PREVENTIVE MEASURES:  Avoidance of anti-platelet drugs   Aspirin NSAID’s  Dental hygiene  Mensturational bleeding hormonal control  Contraceptives  Treatment plan before surgery  Patient education  Avoid trauma  For epistaxis  Nasal packing  Gingival bleeding  Gel foam is applied soaked in tropical thrombin  Moderate / severe cases  Activity restriction is important SPECIFIC TREATMENT CHOICES:  ANTI-FIBRINOLYTIC AGENTS:   These are mainly useful in management of menorrhagia Also used for mild bleeding problems like bleeding from mucous membranes for example epistaxis.  Common drugs include 12 .

Amicar®) is used o Tranexamic acid  These are also available as mouth wash for bleeding in mouth from o Tonsillectomy sites o After dental extract  DESMOPRESSIN ACETATE (DDAVP)8  It cut down the bleeding duration but in some of the patients not all with BSS    It is helpful for small bleeding episodes Exact mechanism is not clear it may due to increased VWF binding with residual GP1b especially in patients exclusive of absolute deficiency  PLATELET TRANSFUSIONS:  Should be conserved for o surgery o Life threatening bleeding o Failure to other agents  Patient may produce antibodies against GP Ib/IX/V.  Recombinant activated Factor VII (rFVIIa):9  It is used in BSS patients but with limited experience.o Epsilon amino caproic acid (EACA. As this complex is present on donor platelets but not in patient’s platelets. 13 .

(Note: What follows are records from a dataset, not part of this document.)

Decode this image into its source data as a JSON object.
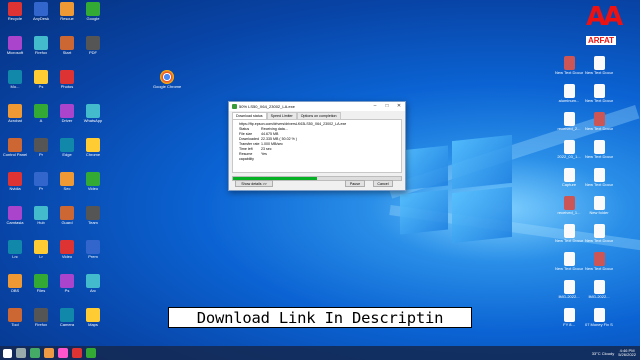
{
  "desktop": {
    "left_icons": [
      [
        "Recycle",
        "AnyDesk",
        "Rescue",
        "Google"
      ],
      [
        "Microsoft",
        "Firefox",
        "Start",
        "PDF"
      ],
      [
        "Mo...",
        "Ps",
        "Photos",
        "Google Chrome"
      ],
      [
        "Acrobat",
        "A",
        "Driver",
        "WhatsApp"
      ],
      [
        "Control Panel",
        "Pr",
        "Edge",
        "Chrome"
      ],
      [
        "Nvidia",
        "Pr",
        "Sec",
        "Video"
      ],
      [
        "Camtasia",
        "Hub",
        "Guard",
        "Team"
      ],
      [
        "Lrc",
        "Lr",
        "Video",
        "Prem"
      ],
      [
        "OBS",
        "Files",
        "Ps",
        "Arc"
      ],
      [
        "Tool",
        "Firefox",
        "Camera",
        "Maps"
      ]
    ],
    "right_icons": [
      "New Text Document",
      "New Text Document",
      "aluminum...",
      "New Text Document",
      "received_2...",
      "New Text Document",
      "2022_03_1...",
      "New Text Document",
      "Capture",
      "New Text Document",
      "received_1...",
      "New folder",
      "New Text Document",
      "New Text Document",
      "New Text Document",
      "New Text Document",
      "IMG-2022...",
      "IMG-2022...",
      "FY 8...",
      "07 Money Fix Sex..."
    ]
  },
  "dialog": {
    "title": "50% LS50_X64_23002_LA.exe",
    "tabs": [
      "Download status",
      "Speed Limiter",
      "Options on completion"
    ],
    "url": "https://ftp.epson.com/drivers/driversLK63LS50_X64_23002_LA.exe",
    "rows": [
      {
        "k": "Status",
        "v": "Receiving data..."
      },
      {
        "k": "File size",
        "v": "44.675 MB"
      },
      {
        "k": "Downloaded",
        "v": "22.335 MB ( 50.02 % )"
      },
      {
        "k": "Transfer rate",
        "v": "1.000 MB/sec"
      },
      {
        "k": "Time left",
        "v": "23 sec"
      },
      {
        "k": "Resume capability",
        "v": "Yes"
      }
    ],
    "progress_fraction": 0.5,
    "btn_details": "Show details >>",
    "btn_pause": "Pause",
    "btn_cancel": "Cancel"
  },
  "caption": "Download Link In Descriptin",
  "brand": {
    "big": "AA",
    "small": "ARFAT"
  },
  "tray": {
    "weather": "33°C Cloudy",
    "time": "4:46 PM",
    "date": "5/26/2022"
  },
  "colors": {
    "accent": "#06b025",
    "brand": "#e11111",
    "desktop": "#0b63d3"
  }
}
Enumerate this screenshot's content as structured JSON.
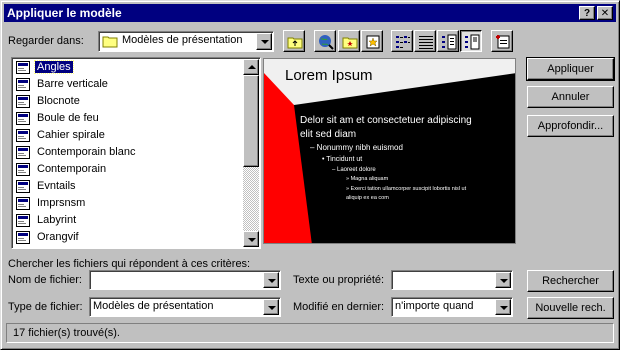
{
  "window": {
    "title": "Appliquer le modèle",
    "help_label": "?",
    "close_label": "✕"
  },
  "look_in": {
    "label": "Regarder dans:",
    "value": "Modèles de présentation"
  },
  "toolbar": {
    "icons": [
      "up-one-level-icon",
      "search-web-icon",
      "look-in-favorites-icon",
      "add-to-favorites-icon",
      "list-view-icon",
      "details-view-icon",
      "properties-view-icon",
      "preview-view-icon",
      "commands-settings-icon"
    ]
  },
  "files": [
    {
      "name": "Angles",
      "selected": true
    },
    {
      "name": "Barre verticale"
    },
    {
      "name": "Blocnote"
    },
    {
      "name": "Boule de feu"
    },
    {
      "name": "Cahier spirale"
    },
    {
      "name": "Contemporain blanc"
    },
    {
      "name": "Contemporain"
    },
    {
      "name": "Evntails"
    },
    {
      "name": "Imprsnsm"
    },
    {
      "name": "Labyrint"
    },
    {
      "name": "Orangvif"
    }
  ],
  "preview": {
    "title": "Lorem Ipsum",
    "bullets": [
      {
        "level": 1,
        "text": "Delor sit am et consectetuer adipiscing"
      },
      {
        "level": 1,
        "text": "elit sed diam"
      },
      {
        "level": 2,
        "text": "– Nonummy nibh euismod"
      },
      {
        "level": 3,
        "text": "• Tincidunt ut"
      },
      {
        "level": 4,
        "text": "– Laoreet dolore"
      },
      {
        "level": 5,
        "text": "» Magna aliquam"
      },
      {
        "level": 5,
        "text": "» Exerci tation ullamcorper suscipit lobortis nisl ut"
      },
      {
        "level": 5,
        "text": "aliquip ex ea com"
      }
    ],
    "colors": {
      "background": "#000000",
      "accent": "#ff0000",
      "title_band": "#f0f0f0"
    }
  },
  "buttons": {
    "apply": "Appliquer",
    "cancel": "Annuler",
    "advanced": "Approfondir...",
    "search": "Rechercher",
    "new_search": "Nouvelle rech."
  },
  "search": {
    "criteria_label": "Chercher les fichiers qui répondent à ces critères:",
    "file_name_label": "Nom de fichier:",
    "file_name_value": "",
    "file_type_label": "Type de fichier:",
    "file_type_value": "Modèles de présentation",
    "text_prop_label": "Texte ou propriété:",
    "text_prop_value": "",
    "modified_label": "Modifié en dernier:",
    "modified_value": "n'importe quand"
  },
  "status": {
    "text": "17 fichier(s) trouvé(s)."
  }
}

Bleeding is usually severe at first menstruation cycle. Precise mechanism is unknown. PREGNANCY AND CHILD BIRTH BLEEDING: BSS is very rare that is why there is not much documentation available about bleeding during pregnancy and bleeding at time of parturition. 14 . PROBLEMS SPECIFIC TO WOMEN MENORRHAGIA: Is the most important bleeding crisis for women following Puberty. BSS expectant mother should be tracked in such treatment center having experience in dealing such patients. but increased thrombin synthesis and fibrin deposition is observed at vascular injury site. They mainly act by down regulating destruction of clots that formed in the body. They should also discuss the danger associated with epidural in advance with the concerned physician. PROGNOSIS: The bleeding propensity is life-long in Bernard-Soulier syndrome (BSS) patients but there may be reduction in bleeding tendency with age. Oral contraceptives use can regulate menstural cycles thereby reducing heavy bleeding. Tranexamic acid (Cyklokapron® or Amicar®) is also indicated at same time.

2nd edition. 49 (1) : 1-35 8. Coughlin SR. editor. Trejo J.94(12):4112–21 7. 1999. History of congenital thrombocytic hemorrhagic dystrophy. Disorders of platelet adhesion and aggregation. 145–64 5. Simon D. Blood 1998 Jun 15. inherited bleeding disorders. The use of desmopressin as a hemostatic agent. Blood. 14(6):1240-9. Nugent D. Bernard-Soulier syndrome (hemorrhagiparous thrombocytic dystrophy) Orphanet J Rare Dis. Bernard J. Kunicki T. López JA. Berndt MC. Kahn ML. Afshar-Kharghan V. Lanza F. Andrews R. The glycoprotein Ib-IX-V complex. Andrews RK. 352 15 . 2006. 2006. Ramasamy I. In: Michelson AD. Glycoprotein V-deficient platelets have undiminished thrombin responsiveness and do not exhibit a Bernard-Soulier phenotype. CA: Academic Press. Berndt M.319(8):727-32 2. 9. C R Acad Sci III. 4. Peters M. Haemophilia. Heijboer H. 2007 Aug. Thrombosis and Hemostasis 1998. San Diego. 82(8): 731-5. 1996 Aug. Platelets. treatment of a patient with Bernard Soulier syndrome and recurrent nosebleeds with recombinant Factor VIIa. 91(12):4397-418. Bernard-Soulier syndrome. Lopez J. Platelet function defects. 1:46. Bainton DF. Lanza F. pp. 2004. 2008 Nov. Diacovo TG. 6. Crit Rev Oncol Hematol. Franchini M. 3.REFERENCES: 1. Am J Hematol.